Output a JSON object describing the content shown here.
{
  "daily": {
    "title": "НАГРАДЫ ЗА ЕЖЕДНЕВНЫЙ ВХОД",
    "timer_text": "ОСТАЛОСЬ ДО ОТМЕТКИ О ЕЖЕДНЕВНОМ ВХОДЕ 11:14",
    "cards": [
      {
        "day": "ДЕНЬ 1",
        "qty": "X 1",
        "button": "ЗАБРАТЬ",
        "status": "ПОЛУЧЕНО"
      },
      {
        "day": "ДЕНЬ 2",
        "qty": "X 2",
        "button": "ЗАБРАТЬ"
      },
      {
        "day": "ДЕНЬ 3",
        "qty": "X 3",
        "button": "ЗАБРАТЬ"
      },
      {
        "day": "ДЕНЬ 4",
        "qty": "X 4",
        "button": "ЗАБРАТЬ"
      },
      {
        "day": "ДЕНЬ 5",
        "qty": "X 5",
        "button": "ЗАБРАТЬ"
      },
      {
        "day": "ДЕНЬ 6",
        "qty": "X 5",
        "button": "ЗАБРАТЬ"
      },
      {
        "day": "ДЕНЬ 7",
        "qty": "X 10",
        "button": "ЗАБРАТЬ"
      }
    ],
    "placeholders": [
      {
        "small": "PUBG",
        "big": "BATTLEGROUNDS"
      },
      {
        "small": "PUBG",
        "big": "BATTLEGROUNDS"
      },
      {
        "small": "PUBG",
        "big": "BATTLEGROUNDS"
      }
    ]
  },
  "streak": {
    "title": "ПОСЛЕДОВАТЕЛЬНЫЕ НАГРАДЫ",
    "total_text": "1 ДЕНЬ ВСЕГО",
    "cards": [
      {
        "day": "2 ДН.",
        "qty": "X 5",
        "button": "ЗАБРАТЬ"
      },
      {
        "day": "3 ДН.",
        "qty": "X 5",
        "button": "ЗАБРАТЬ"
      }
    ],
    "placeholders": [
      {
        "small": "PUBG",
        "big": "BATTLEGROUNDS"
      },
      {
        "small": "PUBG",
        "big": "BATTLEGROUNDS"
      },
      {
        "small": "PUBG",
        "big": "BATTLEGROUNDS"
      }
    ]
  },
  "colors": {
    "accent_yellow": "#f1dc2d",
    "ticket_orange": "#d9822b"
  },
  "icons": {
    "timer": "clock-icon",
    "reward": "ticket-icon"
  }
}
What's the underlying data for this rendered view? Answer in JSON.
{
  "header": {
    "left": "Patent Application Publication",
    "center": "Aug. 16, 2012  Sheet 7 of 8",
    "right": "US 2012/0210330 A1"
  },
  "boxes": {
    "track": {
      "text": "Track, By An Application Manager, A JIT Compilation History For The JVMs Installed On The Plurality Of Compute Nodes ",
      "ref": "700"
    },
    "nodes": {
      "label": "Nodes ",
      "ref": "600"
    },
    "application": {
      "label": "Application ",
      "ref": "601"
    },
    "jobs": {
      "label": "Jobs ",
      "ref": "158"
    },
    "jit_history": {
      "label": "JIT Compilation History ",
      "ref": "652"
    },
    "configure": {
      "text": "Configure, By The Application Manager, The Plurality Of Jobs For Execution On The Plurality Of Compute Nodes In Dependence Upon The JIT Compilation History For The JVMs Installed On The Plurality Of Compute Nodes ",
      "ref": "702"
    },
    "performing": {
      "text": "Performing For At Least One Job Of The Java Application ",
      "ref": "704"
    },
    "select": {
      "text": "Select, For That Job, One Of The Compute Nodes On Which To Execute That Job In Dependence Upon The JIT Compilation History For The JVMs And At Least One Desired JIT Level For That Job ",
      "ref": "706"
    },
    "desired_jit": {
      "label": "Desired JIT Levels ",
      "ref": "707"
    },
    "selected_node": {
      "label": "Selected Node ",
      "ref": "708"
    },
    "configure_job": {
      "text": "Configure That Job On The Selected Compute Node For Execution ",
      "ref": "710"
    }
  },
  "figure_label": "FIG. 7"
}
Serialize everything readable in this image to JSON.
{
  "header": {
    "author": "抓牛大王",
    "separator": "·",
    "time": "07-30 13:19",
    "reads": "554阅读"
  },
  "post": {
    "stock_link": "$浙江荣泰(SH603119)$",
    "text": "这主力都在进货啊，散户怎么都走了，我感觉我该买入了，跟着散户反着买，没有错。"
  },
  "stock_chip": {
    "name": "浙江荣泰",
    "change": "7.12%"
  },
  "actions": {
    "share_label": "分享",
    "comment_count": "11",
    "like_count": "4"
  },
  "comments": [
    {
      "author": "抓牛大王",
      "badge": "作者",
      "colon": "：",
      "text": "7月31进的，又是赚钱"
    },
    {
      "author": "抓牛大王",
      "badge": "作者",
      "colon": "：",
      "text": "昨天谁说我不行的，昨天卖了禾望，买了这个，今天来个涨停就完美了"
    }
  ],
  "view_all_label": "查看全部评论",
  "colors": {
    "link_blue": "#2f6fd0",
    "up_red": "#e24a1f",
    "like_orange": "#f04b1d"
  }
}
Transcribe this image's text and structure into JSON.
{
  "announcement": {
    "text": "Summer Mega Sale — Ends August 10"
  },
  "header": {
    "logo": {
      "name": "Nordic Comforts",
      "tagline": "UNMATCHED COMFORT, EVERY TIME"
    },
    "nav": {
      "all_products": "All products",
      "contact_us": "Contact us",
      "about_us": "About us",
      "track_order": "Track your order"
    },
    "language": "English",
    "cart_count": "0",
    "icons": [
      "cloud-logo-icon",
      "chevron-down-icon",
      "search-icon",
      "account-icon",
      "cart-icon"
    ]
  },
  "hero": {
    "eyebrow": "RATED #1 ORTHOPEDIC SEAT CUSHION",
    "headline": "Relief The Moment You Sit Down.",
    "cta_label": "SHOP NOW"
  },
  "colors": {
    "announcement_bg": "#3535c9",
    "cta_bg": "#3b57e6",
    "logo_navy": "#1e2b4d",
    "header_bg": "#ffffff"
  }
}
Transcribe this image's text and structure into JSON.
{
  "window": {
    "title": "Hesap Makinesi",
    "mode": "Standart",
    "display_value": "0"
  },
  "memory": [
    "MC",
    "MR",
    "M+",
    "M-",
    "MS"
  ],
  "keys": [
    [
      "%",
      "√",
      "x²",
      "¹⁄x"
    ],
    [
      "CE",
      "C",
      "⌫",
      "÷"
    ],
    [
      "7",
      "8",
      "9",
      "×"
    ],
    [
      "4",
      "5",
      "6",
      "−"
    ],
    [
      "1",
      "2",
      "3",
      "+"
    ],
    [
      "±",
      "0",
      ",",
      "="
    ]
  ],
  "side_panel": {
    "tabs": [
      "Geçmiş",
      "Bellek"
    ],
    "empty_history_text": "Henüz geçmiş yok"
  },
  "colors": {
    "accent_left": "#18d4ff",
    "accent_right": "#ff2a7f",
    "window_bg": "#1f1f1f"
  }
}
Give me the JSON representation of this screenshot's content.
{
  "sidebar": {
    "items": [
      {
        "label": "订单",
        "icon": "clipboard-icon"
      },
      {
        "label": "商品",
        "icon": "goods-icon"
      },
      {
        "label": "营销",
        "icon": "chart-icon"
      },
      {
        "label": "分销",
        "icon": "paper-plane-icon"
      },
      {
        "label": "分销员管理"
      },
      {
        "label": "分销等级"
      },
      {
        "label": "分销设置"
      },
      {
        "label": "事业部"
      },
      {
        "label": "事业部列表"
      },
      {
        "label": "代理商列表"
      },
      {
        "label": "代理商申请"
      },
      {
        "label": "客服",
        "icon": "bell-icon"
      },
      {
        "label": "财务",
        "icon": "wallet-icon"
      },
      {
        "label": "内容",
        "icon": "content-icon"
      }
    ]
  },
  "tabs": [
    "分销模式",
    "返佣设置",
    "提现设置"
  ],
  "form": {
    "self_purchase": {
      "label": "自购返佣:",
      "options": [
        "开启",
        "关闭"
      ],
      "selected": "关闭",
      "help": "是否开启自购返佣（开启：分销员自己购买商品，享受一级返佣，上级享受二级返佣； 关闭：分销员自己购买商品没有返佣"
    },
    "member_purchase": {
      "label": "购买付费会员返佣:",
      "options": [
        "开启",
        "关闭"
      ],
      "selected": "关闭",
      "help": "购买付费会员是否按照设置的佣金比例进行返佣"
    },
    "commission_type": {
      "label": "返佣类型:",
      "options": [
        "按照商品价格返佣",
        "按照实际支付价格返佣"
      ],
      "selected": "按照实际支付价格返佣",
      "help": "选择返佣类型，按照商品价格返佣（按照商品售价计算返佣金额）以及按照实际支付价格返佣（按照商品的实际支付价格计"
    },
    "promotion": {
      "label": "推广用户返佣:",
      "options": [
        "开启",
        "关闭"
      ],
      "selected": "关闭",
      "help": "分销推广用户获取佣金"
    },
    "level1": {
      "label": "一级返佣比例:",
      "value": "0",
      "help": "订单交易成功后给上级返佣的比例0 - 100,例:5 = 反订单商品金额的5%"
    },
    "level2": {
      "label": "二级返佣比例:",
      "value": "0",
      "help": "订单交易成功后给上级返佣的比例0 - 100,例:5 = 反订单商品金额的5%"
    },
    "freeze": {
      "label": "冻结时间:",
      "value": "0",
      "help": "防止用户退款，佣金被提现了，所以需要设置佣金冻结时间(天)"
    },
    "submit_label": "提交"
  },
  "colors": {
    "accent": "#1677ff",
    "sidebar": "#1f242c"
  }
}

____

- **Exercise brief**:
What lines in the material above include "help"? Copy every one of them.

- **Answer**:
      "help": "是否开启自购返佣（开启：分销员自己购买商品，享受一级返佣，上级享受二级返佣； 关闭：分销员自己购买商品没有返佣"
      "help": "购买付费会员是否按照设置的佣金比例进行返佣"
      "help": "选择返佣类型，按照商品价格返佣（按照商品售价计算返佣金额）以及按照实际支付价格返佣（按照商品的实际支付价格计"
      "help": "分销推广用户获取佣金"
      "help": "订单交易成功后给上级返佣的比例0 - 100,例:5 = 反订单商品金额的5%"
      "help": "订单交易成功后给上级返佣的比例0 - 100,例:5 = 反订单商品金额的5%"
      "help": "防止用户退款，佣金被提现了，所以需要设置佣金冻结时间(天)"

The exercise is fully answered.